So far this year, more than 332 people were murdered, according to the city’s Security and Coexistence Information System (SISC).
Twice within a year, the prosecution was forced to suspend all arrest warrants, claiming that prisons were overcrowded.
But despite the evident security crisis, the popularity of Mayor Federico Gutierrez has soared to 89%, according to Gallup Colombia.
The pollster, whose former CEO is now Medellin’s public utilities chief, said earlier this week that Gutierrez was the most popular mayor in the country.
Gutierrez has proven to be a master in manipulating public opinion; he suspended the annual presentation of security statistics and has falsely presented arrested gangsters as major crime lords.
The war over the west

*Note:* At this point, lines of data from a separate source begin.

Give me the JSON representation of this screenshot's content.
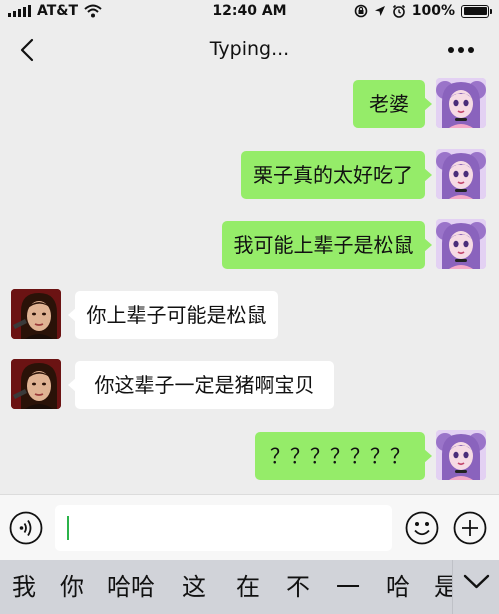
{
  "status_bar": {
    "carrier": "AT&T",
    "time": "12:40 AM",
    "battery": "100%",
    "battery_level": 1.0,
    "icons": [
      "signal-bars-icon",
      "wifi-icon",
      "screen-lock-icon",
      "location-icon",
      "alarm-icon",
      "battery-icon"
    ]
  },
  "nav": {
    "title": "Typing...",
    "back_icon": "chevron-left-icon",
    "more_icon": "more-dots-icon"
  },
  "messages": [
    {
      "sender": "me",
      "text": "老婆"
    },
    {
      "sender": "me",
      "text": "栗子真的太好吃了"
    },
    {
      "sender": "me",
      "text": "我可能上辈子是松鼠"
    },
    {
      "sender": "her",
      "text": "你上辈子可能是松鼠"
    },
    {
      "sender": "her",
      "text": "你这辈子一定是猪啊宝贝"
    },
    {
      "sender": "me",
      "text": "？？？？？？？"
    }
  ],
  "input_bar": {
    "value": "",
    "voice_icon": "voice-icon",
    "emoji_icon": "emoji-icon",
    "add_icon": "plus-icon"
  },
  "keyboard": {
    "candidates": [
      "我",
      "你",
      "哈哈",
      "这",
      "在",
      "不",
      "一",
      "哈",
      "是"
    ],
    "toggle_icon": "chevron-down-icon"
  },
  "colors": {
    "chat_background": "#ededed",
    "my_bubble": "#95ec69",
    "her_bubble": "#ffffff",
    "candidate_bar": "#d1d3d9"
  }
}
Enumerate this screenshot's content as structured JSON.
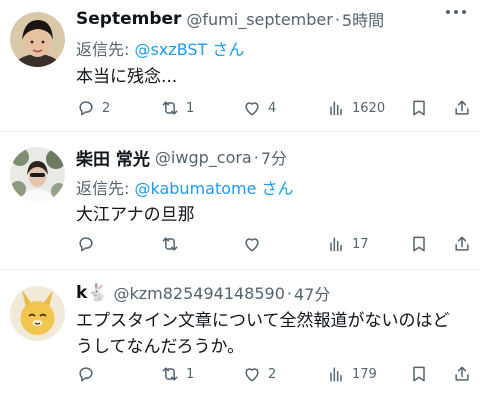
{
  "tweets": [
    {
      "display_name": "September",
      "handle": "@fumi_september",
      "separator": "·",
      "time": "5時間",
      "reply_prefix": "返信先: ",
      "reply_mention": "@sxzBST",
      "reply_suffix": " さん",
      "text": "本当に残念...",
      "counts": {
        "reply": "2",
        "retweet": "1",
        "like": "4",
        "views": "1620"
      }
    },
    {
      "display_name": "柴田 常光",
      "handle": "@iwgp_cora",
      "separator": "·",
      "time": "7分",
      "reply_prefix": "返信先: ",
      "reply_mention": "@kabumatome",
      "reply_suffix": " さん",
      "text": "大江アナの旦那",
      "counts": {
        "reply": "",
        "retweet": "",
        "like": "",
        "views": "17"
      }
    },
    {
      "display_name": "k🐇",
      "handle": "@kzm825494148590",
      "separator": "·",
      "time": "47分",
      "text_line1": "エプスタイン文章について全然報道がないのはど",
      "text_line2": "うしてなんだろうか。",
      "counts": {
        "reply": "",
        "retweet": "1",
        "like": "2",
        "views": "179"
      }
    }
  ],
  "icons": {
    "reply": "reply-bubble-icon",
    "retweet": "retweet-icon",
    "like": "heart-icon",
    "views": "views-bar-icon",
    "bookmark": "bookmark-icon",
    "share": "share-icon",
    "more": "more-dots-icon"
  },
  "colors": {
    "mention": "#1d9bf0",
    "secondary": "#536471",
    "text": "#0f1419"
  }
}
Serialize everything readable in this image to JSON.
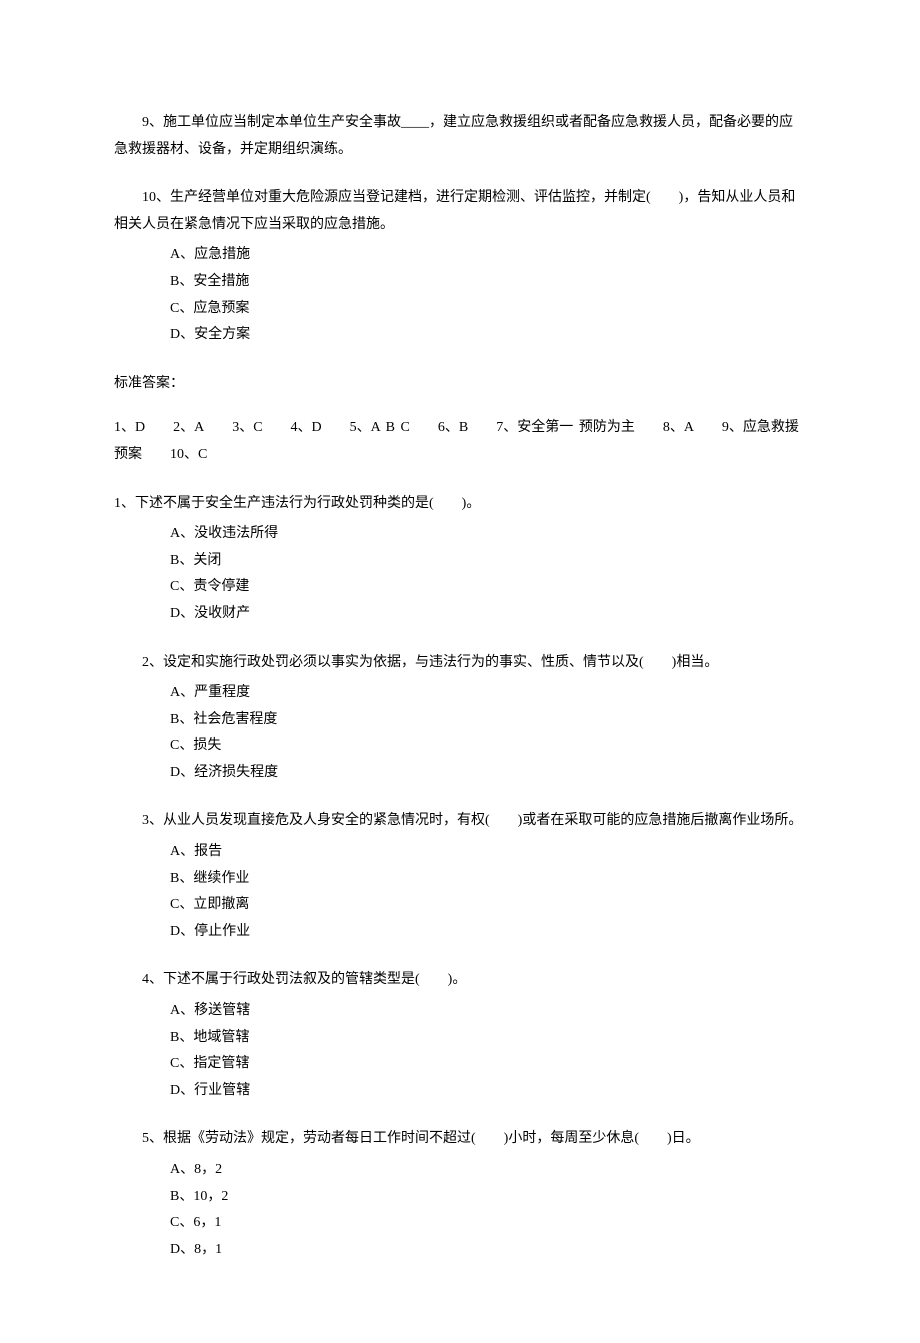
{
  "blockA": {
    "q9": "9、施工单位应当制定本单位生产安全事故____，建立应急救援组织或者配备应急救援人员，配备必要的应急救援器材、设备，并定期组织演练。",
    "q10": {
      "stem": "10、生产经营单位对重大危险源应当登记建档，进行定期检测、评估监控，并制定(  )，告知从业人员和相关人员在紧急情况下应当采取的应急措施。",
      "A": "A、应急措施",
      "B": "B、安全措施",
      "C": "C、应急预案",
      "D": "D、安全方案"
    },
    "answerLabel": "标准答案：",
    "answers": "1、D  2、A  3、C  4、D  5、A B C  6、B  7、安全第一 预防为主  8、A  9、应急救援预案  10、C"
  },
  "blockB": {
    "q1": {
      "stem": "1、下述不属于安全生产违法行为行政处罚种类的是(  )。",
      "A": "A、没收违法所得",
      "B": "B、关闭",
      "C": "C、责令停建",
      "D": "D、没收财产"
    },
    "q2": {
      "stem": "2、设定和实施行政处罚必须以事实为依据，与违法行为的事实、性质、情节以及(  )相当。",
      "A": "A、严重程度",
      "B": "B、社会危害程度",
      "C": "C、损失",
      "D": "D、经济损失程度"
    },
    "q3": {
      "stem": "3、从业人员发现直接危及人身安全的紧急情况时，有权(  )或者在采取可能的应急措施后撤离作业场所。",
      "A": "A、报告",
      "B": "B、继续作业",
      "C": "C、立即撤离",
      "D": "D、停止作业"
    },
    "q4": {
      "stem": "4、下述不属于行政处罚法叙及的管辖类型是(  )。",
      "A": "A、移送管辖",
      "B": "B、地域管辖",
      "C": "C、指定管辖",
      "D": "D、行业管辖"
    },
    "q5": {
      "stem": "5、根据《劳动法》规定，劳动者每日工作时间不超过(  )小时，每周至少休息(  )日。",
      "A": "A、8，2",
      "B": "B、10，2",
      "C": "C、6，1",
      "D": "D、8，1"
    }
  }
}
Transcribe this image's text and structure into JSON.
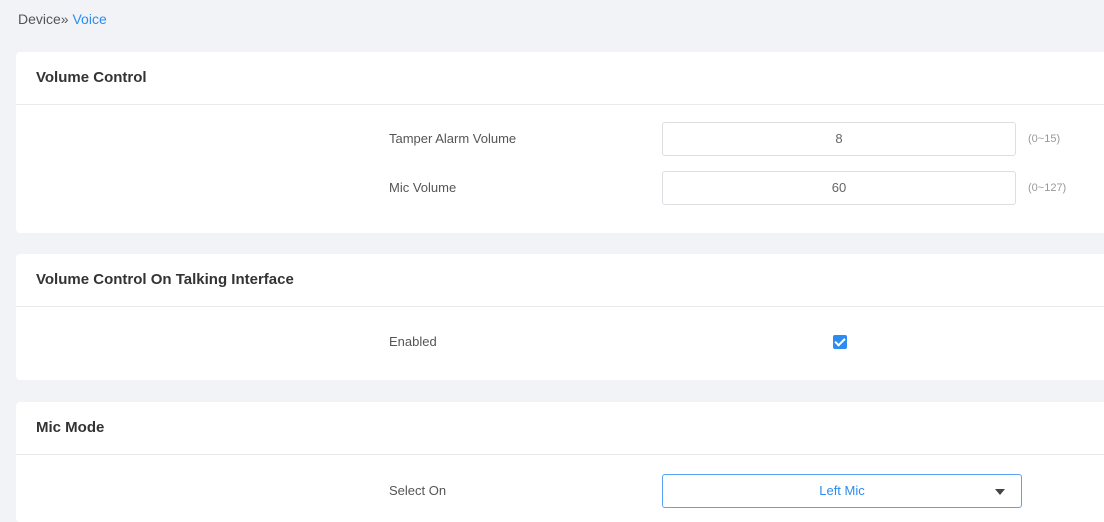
{
  "breadcrumb": {
    "parent": "Device»",
    "current": "Voice"
  },
  "volume_control": {
    "title": "Volume Control",
    "tamper_alarm": {
      "label": "Tamper Alarm Volume",
      "value": "8",
      "range": "(0~15)"
    },
    "mic_volume": {
      "label": "Mic Volume",
      "value": "60",
      "range": "(0~127)"
    }
  },
  "talking_interface": {
    "title": "Volume Control On Talking Interface",
    "enabled": {
      "label": "Enabled",
      "checked": true
    }
  },
  "mic_mode": {
    "title": "Mic Mode",
    "select_on": {
      "label": "Select On",
      "value": "Left Mic"
    }
  },
  "colors": {
    "accent": "#2d8cf0",
    "background": "#f1f3f6",
    "panel": "#ffffff"
  }
}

The increase in violence is particularly affecting the west of the city where escalating turf wars between gangs have been terrorizing locals for years.
Homicides in the 13th District, one of the city’s most neglected areas, went up as much as 86%, according to newspaper El Tiempo.
The violence appears to be due to a conflict between paramilitary group AGC and the Oficina de Envigado, the local crime syndicate that was once formed as the enforcer army of the now-defunct Medellin Cartel.
While most of the city’s approximately 240 street gangs are loyal to La Oficina, some have sworn loyalty to the AGC, which controls most drug trafficking routes from Medellin to the Caribbean and Pacific coasts.
Local security analysts have claimed that Mexican drug cartels have created further division and are flooding the city’s gangs with arms.
“Medellin has two serious problems: an inefficient city hall that has learned to conceal this with media offensives (that media play along with) and corrupt sectors within the Medellin Police Department,” said Juan Diego Restrepo, a senior conflict reporter, on Twitter.
Medellin homicide rate
Source: Medical Examiner’s Office
How corruption is crippling Medellin’s city hall
Gutierrez’ hand-picked security secretary was sentenced to prison earlier this year for his ties to La Oficina. The regional public security chief of the National Police and multiple cops have been arrested for providing protection to gangs.
Locals from the 13th District, the city’s most troubled area, told newspaper El Tiempo that police are providing gangs with bulletproof vests and helmets, effectively fueling rather than curbing the violence.
The notoriously corrupt Metropolitan Police Department has been accused of ties to La Oficina for years, leaving many of the city’s residents exposed to extortion and the violent rule of the local crime syndicate rather than the rule of law.